Recorded data:

______________________________

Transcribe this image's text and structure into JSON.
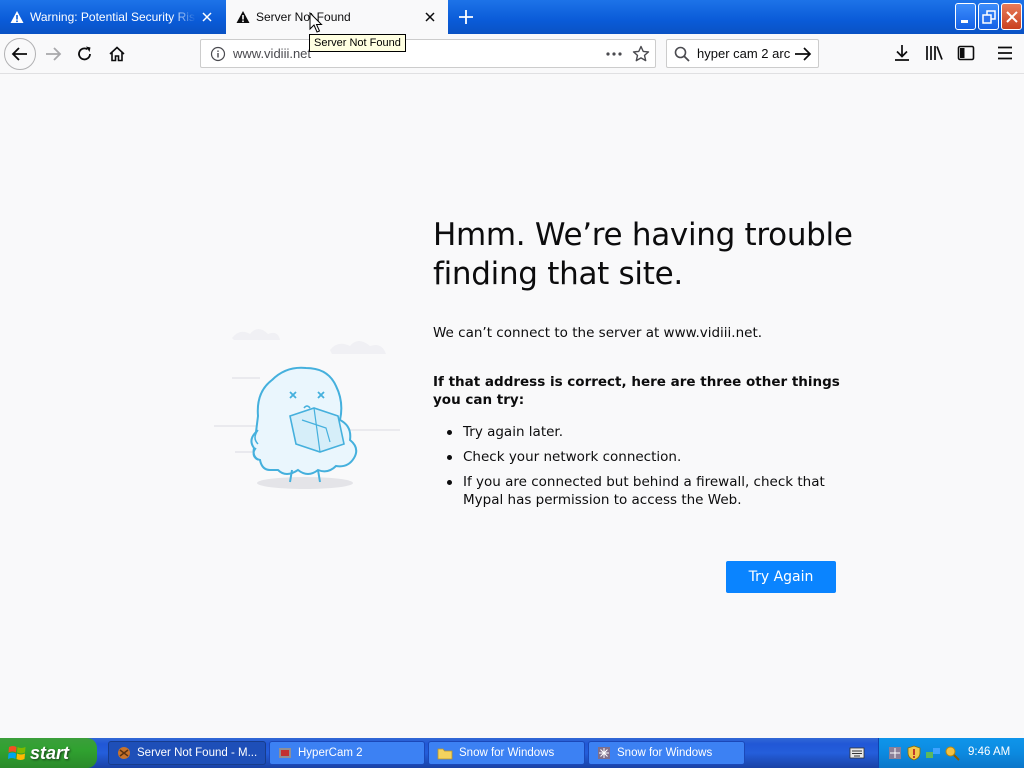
{
  "tabs": [
    {
      "title": "Warning: Potential Security Risk Ahead",
      "active": false
    },
    {
      "title": "Server Not Found",
      "active": true
    }
  ],
  "tooltip": "Server Not Found",
  "urlbar": {
    "url": "www.vidiii.net"
  },
  "searchbar": {
    "value": "hyper cam 2 arc"
  },
  "error": {
    "title": "Hmm. We’re having trouble finding that site.",
    "description": "We can’t connect to the server at www.vidiii.net.",
    "subheading": "If that address is correct, here are three other things you can try:",
    "suggestions": [
      "Try again later.",
      "Check your network connection.",
      "If you are connected but behind a firewall, check that Mypal has permission to access the Web."
    ],
    "button": "Try Again"
  },
  "taskbar": {
    "start": "start",
    "tasks": [
      {
        "label": "Server Not Found - M...",
        "icon": "browser-icon",
        "active": true
      },
      {
        "label": "HyperCam 2",
        "icon": "hypercam-icon",
        "active": false
      },
      {
        "label": "Snow for Windows",
        "icon": "folder-icon",
        "active": false
      },
      {
        "label": "Snow for Windows",
        "icon": "snow-app-icon",
        "active": false
      }
    ],
    "clock": "9:46 AM"
  },
  "colors": {
    "accent": "#0a84ff",
    "taskbar": "#245edb",
    "start": "#30a230",
    "titlebar": "#0a5bd8"
  }
}
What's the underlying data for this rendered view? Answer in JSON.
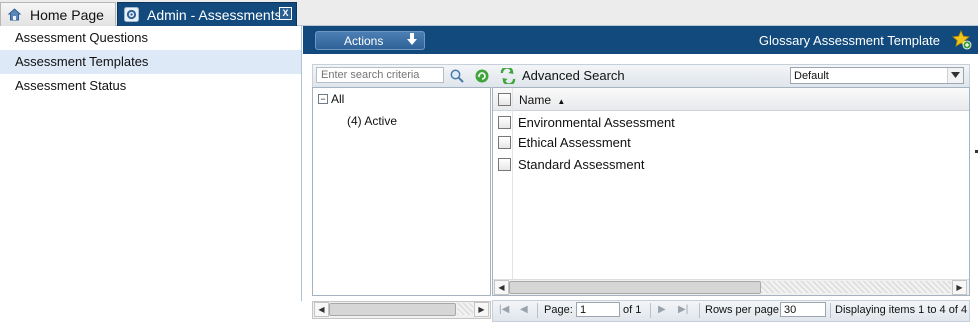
{
  "tabs": [
    {
      "label": "Home Page",
      "active": false,
      "icon": "home-icon"
    },
    {
      "label": "Admin - Assessments",
      "active": true,
      "icon": "gear-icon",
      "close": "X"
    }
  ],
  "leftnav": {
    "items": [
      {
        "label": "Assessment Questions",
        "selected": false
      },
      {
        "label": "Assessment Templates",
        "selected": true
      },
      {
        "label": "Assessment Status",
        "selected": false
      }
    ]
  },
  "header": {
    "actions_label": "Actions",
    "title": "Glossary Assessment Template"
  },
  "toolbar": {
    "search_placeholder": "Enter search criteria",
    "advanced_search_label": "Advanced Search",
    "view_value": "Default"
  },
  "tree": {
    "root_label": "All",
    "root_expander": "−",
    "child_label": "(4) Active"
  },
  "grid": {
    "column_name": "Name",
    "sort_indicator": "▲",
    "rows": [
      {
        "name": "Environmental Assessment"
      },
      {
        "name": "Ethical Assessment"
      },
      {
        "name": "Standard Assessment"
      }
    ]
  },
  "pager": {
    "page_label": "Page:",
    "page_value": "1",
    "of_label": "of 1",
    "rows_per_page_label": "Rows per page",
    "rows_per_page_value": "30",
    "display_text": "Displaying items 1 to 4 of 4"
  },
  "colors": {
    "header_bg": "#124a7d",
    "nav_selected_bg": "#dde9f6",
    "accent": "#2f6298"
  }
}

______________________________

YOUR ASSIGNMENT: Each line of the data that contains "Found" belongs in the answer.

RESULT OF THE TASK:
      "title": "Server Not Found",
  "tooltip": "Server Not Found",
        "label": "Server Not Found - M...",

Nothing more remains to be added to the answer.